The CSN Central New York Chapter (CSN/CNY) composed of CSN members in the cities of Syracuse, Cortland and Ithaca, is the sister community of the MCC. The chapter has carried out a substantial number of educational activities, and the city of Ithaca declared itself the sister community of the MCC.
One of the goals of this Colombian community is to maintain the campesino culture, especially among its youth. The community wants its young people both to receive an education and to hold onto their campesino roots. To help achieve this, they wanted to acquire land to open a community center where youth could carry out cultural activities and cultivate organic vegetables for local consumption, while also teaching their skills to children in the community. CSN-CNY helped them obtain funds from a local fund in New York, which was also founded on the belief that it is important to share and protect the land for future generations. The campesinos of Cajibio have always seen the land as the source of culture and spirituality, and have believed in using it to produce food in a sustainable way. In addition to working with youth, the community center has also facilitated training of women in health-related issues and increasing women’s participation in the community’s decision-making processes, as well as developing a school for youths to produce organic foods and to rescue their own seeds.
In addition CSN’s national office in December 2007 coordinated a high-level meeting of community representatives with officials of the multinational corporation Smurfit-Kappa, including the company’s chief lawyer in Colombia. Smurfit, through its paper box Colombian subsidiary, Carton de Colombia, is creating environmental problems and damaging MCC’s water sources with its extensive pine and eucalyptus tree farms.
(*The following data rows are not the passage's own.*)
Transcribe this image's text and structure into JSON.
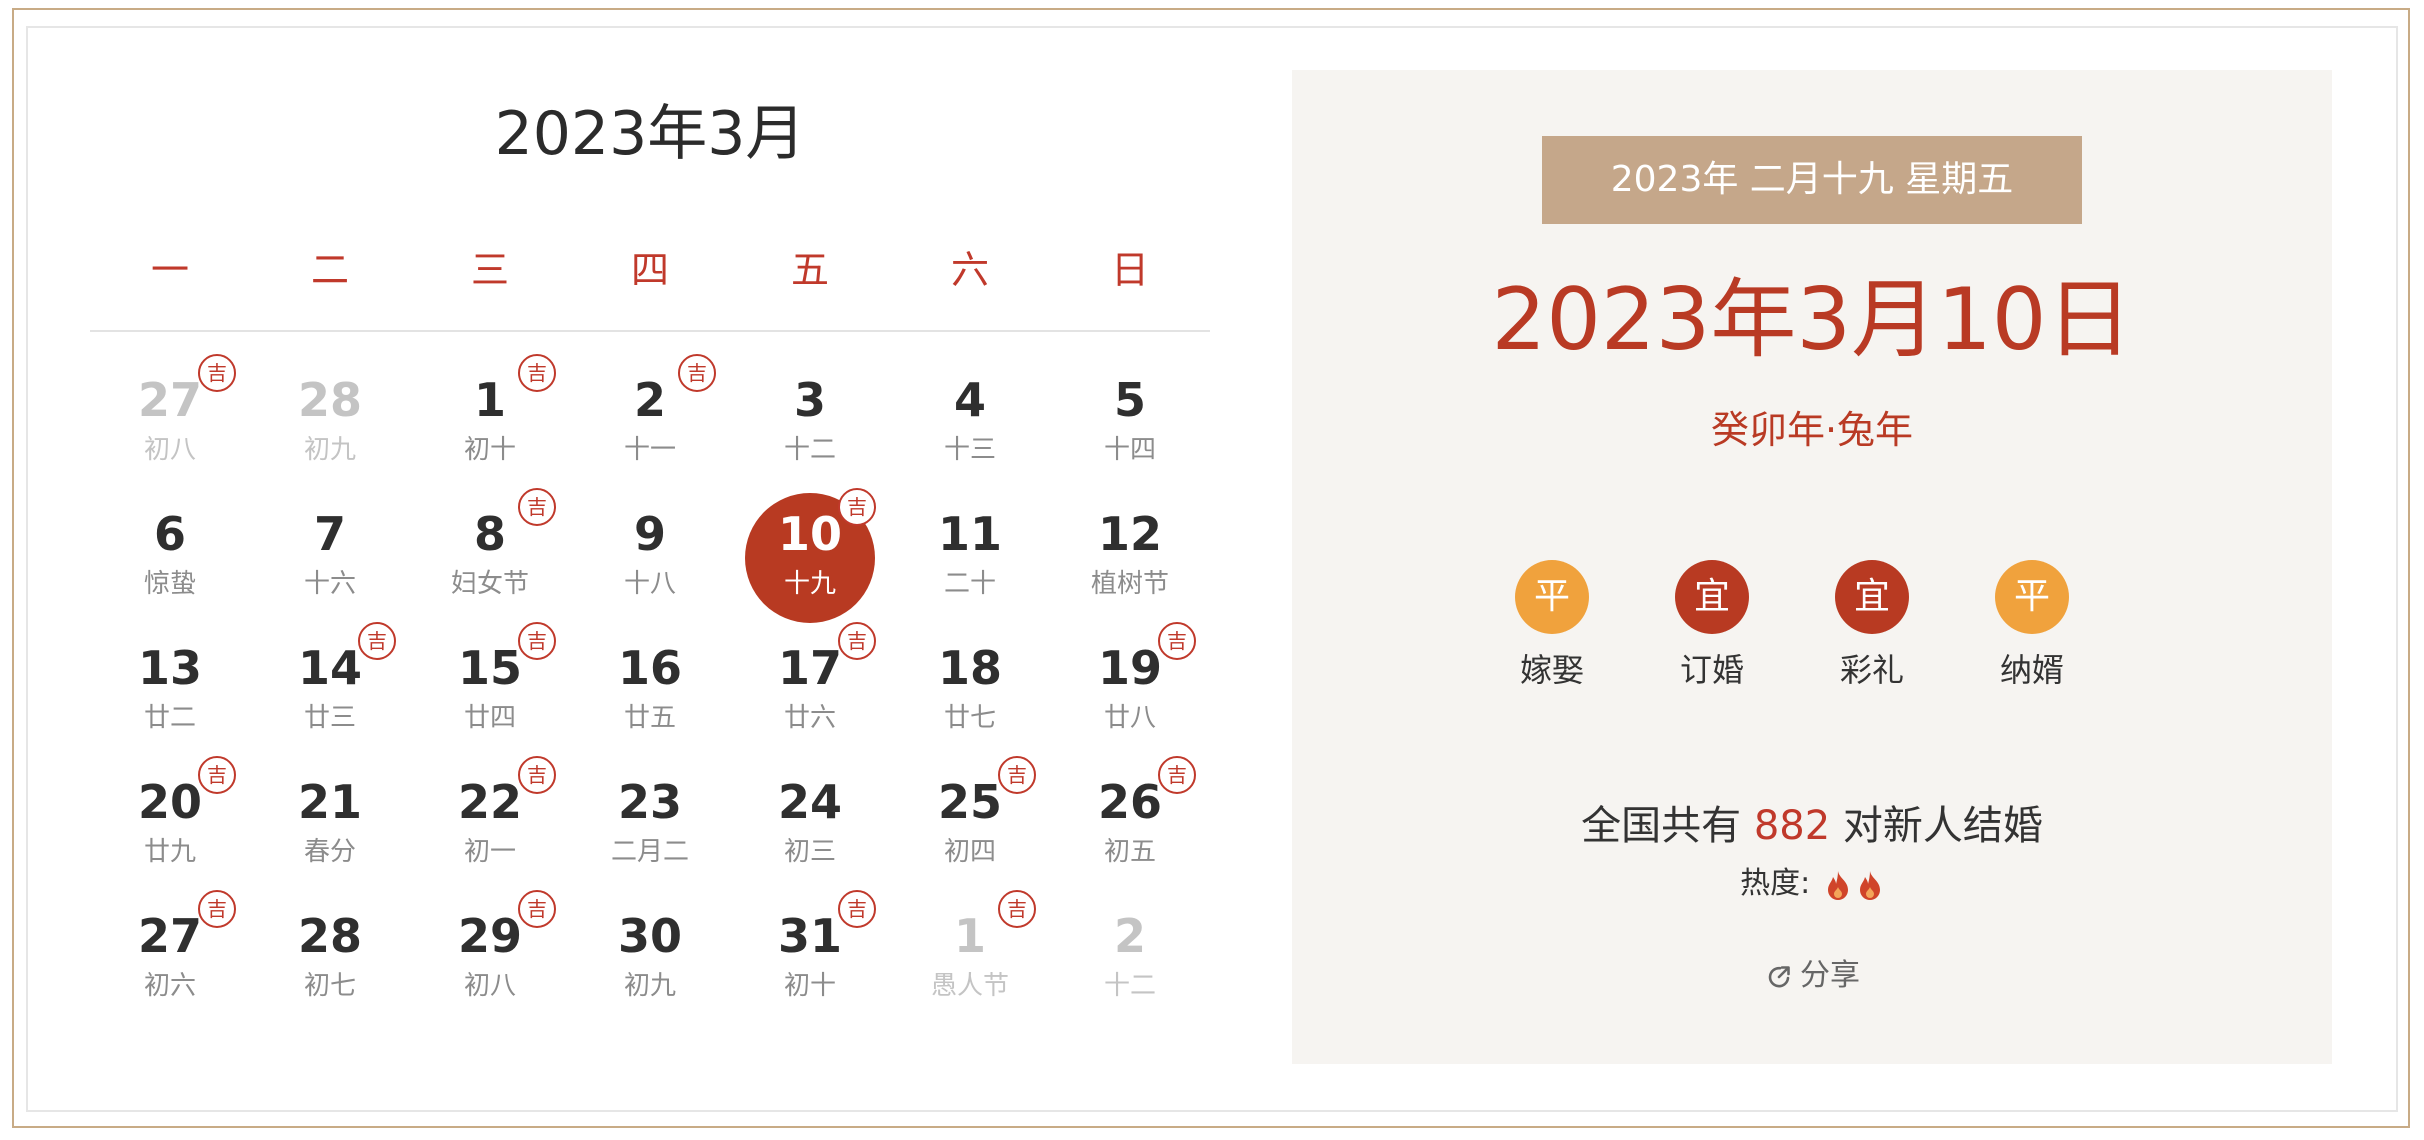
{
  "calendar": {
    "title": "2023年3月",
    "weekdays": [
      "一",
      "二",
      "三",
      "四",
      "五",
      "六",
      "日"
    ],
    "ji_label": "吉",
    "weeks": [
      [
        {
          "num": "27",
          "lunar": "初八",
          "other": true,
          "ji": true
        },
        {
          "num": "28",
          "lunar": "初九",
          "other": true,
          "ji": false
        },
        {
          "num": "1",
          "lunar": "初十",
          "other": false,
          "ji": true
        },
        {
          "num": "2",
          "lunar": "十一",
          "other": false,
          "ji": true
        },
        {
          "num": "3",
          "lunar": "十二",
          "other": false,
          "ji": false
        },
        {
          "num": "4",
          "lunar": "十三",
          "other": false,
          "ji": false
        },
        {
          "num": "5",
          "lunar": "十四",
          "other": false,
          "ji": false
        }
      ],
      [
        {
          "num": "6",
          "lunar": "惊蛰",
          "other": false,
          "ji": false
        },
        {
          "num": "7",
          "lunar": "十六",
          "other": false,
          "ji": false
        },
        {
          "num": "8",
          "lunar": "妇女节",
          "other": false,
          "ji": true
        },
        {
          "num": "9",
          "lunar": "十八",
          "other": false,
          "ji": false
        },
        {
          "num": "10",
          "lunar": "十九",
          "other": false,
          "ji": true,
          "selected": true
        },
        {
          "num": "11",
          "lunar": "二十",
          "other": false,
          "ji": false
        },
        {
          "num": "12",
          "lunar": "植树节",
          "other": false,
          "ji": false
        }
      ],
      [
        {
          "num": "13",
          "lunar": "廿二",
          "other": false,
          "ji": false
        },
        {
          "num": "14",
          "lunar": "廿三",
          "other": false,
          "ji": true
        },
        {
          "num": "15",
          "lunar": "廿四",
          "other": false,
          "ji": true
        },
        {
          "num": "16",
          "lunar": "廿五",
          "other": false,
          "ji": false
        },
        {
          "num": "17",
          "lunar": "廿六",
          "other": false,
          "ji": true
        },
        {
          "num": "18",
          "lunar": "廿七",
          "other": false,
          "ji": false
        },
        {
          "num": "19",
          "lunar": "廿八",
          "other": false,
          "ji": true
        }
      ],
      [
        {
          "num": "20",
          "lunar": "廿九",
          "other": false,
          "ji": true
        },
        {
          "num": "21",
          "lunar": "春分",
          "other": false,
          "ji": false
        },
        {
          "num": "22",
          "lunar": "初一",
          "other": false,
          "ji": true
        },
        {
          "num": "23",
          "lunar": "二月二",
          "other": false,
          "ji": false
        },
        {
          "num": "24",
          "lunar": "初三",
          "other": false,
          "ji": false
        },
        {
          "num": "25",
          "lunar": "初四",
          "other": false,
          "ji": true
        },
        {
          "num": "26",
          "lunar": "初五",
          "other": false,
          "ji": true
        }
      ],
      [
        {
          "num": "27",
          "lunar": "初六",
          "other": false,
          "ji": true
        },
        {
          "num": "28",
          "lunar": "初七",
          "other": false,
          "ji": false
        },
        {
          "num": "29",
          "lunar": "初八",
          "other": false,
          "ji": true
        },
        {
          "num": "30",
          "lunar": "初九",
          "other": false,
          "ji": false
        },
        {
          "num": "31",
          "lunar": "初十",
          "other": false,
          "ji": true
        },
        {
          "num": "1",
          "lunar": "愚人节",
          "other": true,
          "ji": true
        },
        {
          "num": "2",
          "lunar": "十二",
          "other": true,
          "ji": false
        }
      ]
    ]
  },
  "detail": {
    "lunar_banner": "2023年  二月十九  星期五",
    "big_date": "2023年3月10日",
    "ganzhi": "癸卯年·兔年",
    "activities": [
      {
        "badge": "平",
        "label": "嫁娶",
        "kind": "ping"
      },
      {
        "badge": "宜",
        "label": "订婚",
        "kind": "yi"
      },
      {
        "badge": "宜",
        "label": "彩礼",
        "kind": "yi"
      },
      {
        "badge": "平",
        "label": "纳婿",
        "kind": "ping"
      }
    ],
    "count_prefix": "全国共有",
    "count": "882",
    "count_suffix": "对新人结婚",
    "heat_label": "热度:",
    "heat_level": 2,
    "share_label": "分享"
  },
  "colors": {
    "accent": "#b93a24",
    "ping": "#f0a23d",
    "banner": "#c5a78a",
    "frame": "#c8ab86"
  },
  "icons": {
    "ji": "ji-badge-icon",
    "flame": "flame-icon",
    "share": "share-icon"
  }
}
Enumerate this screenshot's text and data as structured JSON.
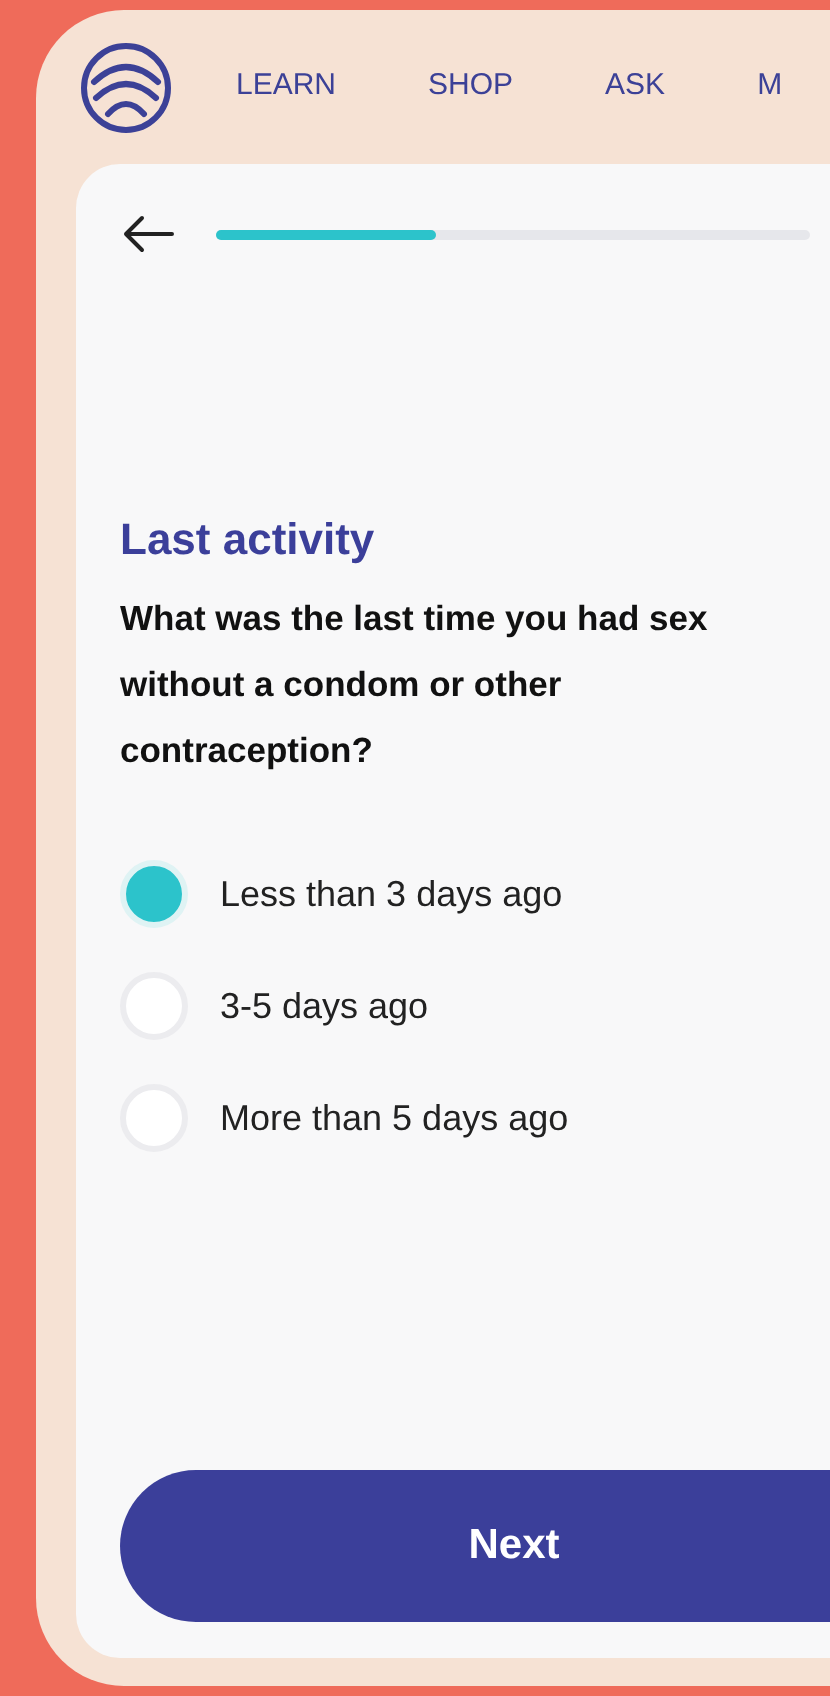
{
  "nav": {
    "links": [
      {
        "label": "LEARN"
      },
      {
        "label": "SHOP"
      },
      {
        "label": "ASK"
      },
      {
        "label": "M"
      }
    ]
  },
  "progress": {
    "level": 0.37
  },
  "question": {
    "title": "Last activity",
    "text": "What was the last time you had sex without a condom or other contraception?"
  },
  "options": [
    {
      "label": "Less than 3 days ago",
      "selected": true
    },
    {
      "label": "3-5 days ago",
      "selected": false
    },
    {
      "label": "More than 5 days ago",
      "selected": false
    }
  ],
  "next_button": {
    "label": "Next"
  }
}
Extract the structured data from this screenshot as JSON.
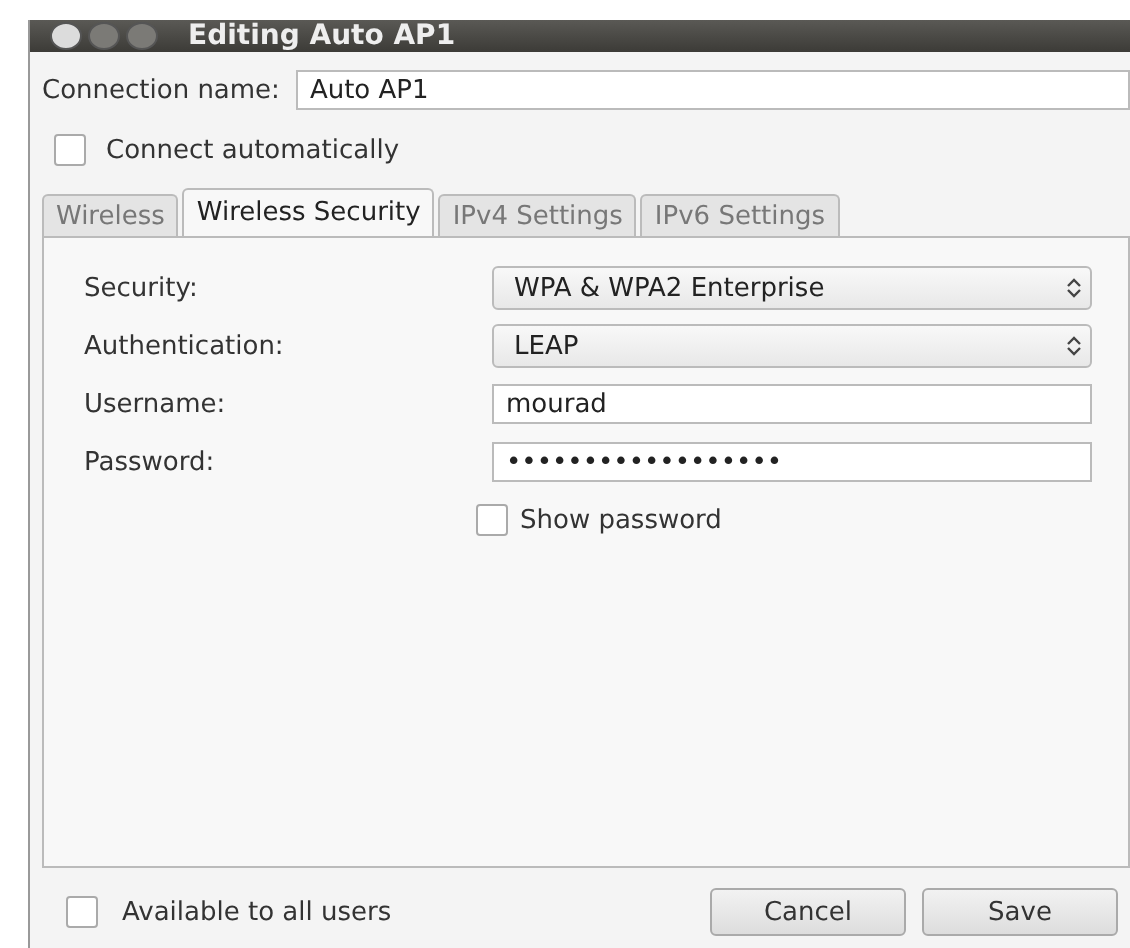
{
  "window": {
    "title": "Editing Auto AP1"
  },
  "connection_name": {
    "label": "Connection name:",
    "value": "Auto AP1"
  },
  "connect_automatically": {
    "label": "Connect automatically",
    "checked": false
  },
  "tabs": [
    {
      "label": "Wireless",
      "selected": false
    },
    {
      "label": "Wireless Security",
      "selected": true
    },
    {
      "label": "IPv4 Settings",
      "selected": false
    },
    {
      "label": "IPv6 Settings",
      "selected": false
    }
  ],
  "fields": [
    {
      "kind": "combo",
      "label": "Security:",
      "value": "WPA & WPA2 Enterprise"
    },
    {
      "kind": "combo",
      "label": "Authentication:",
      "value": "LEAP"
    },
    {
      "kind": "entry",
      "label": "Username:",
      "value": "mourad"
    },
    {
      "kind": "entry",
      "label": "Password:",
      "value": "••••••••••••••••••"
    }
  ],
  "show_password": {
    "label": "Show password",
    "checked": false
  },
  "available_to_all_users": {
    "label": "Available to all users",
    "checked": false
  },
  "buttons": [
    "Cancel",
    "Save"
  ]
}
Leaders of the community, who had received threats for filing complaints, were able to express their concerns, with the support and international presence of CSN/CNY.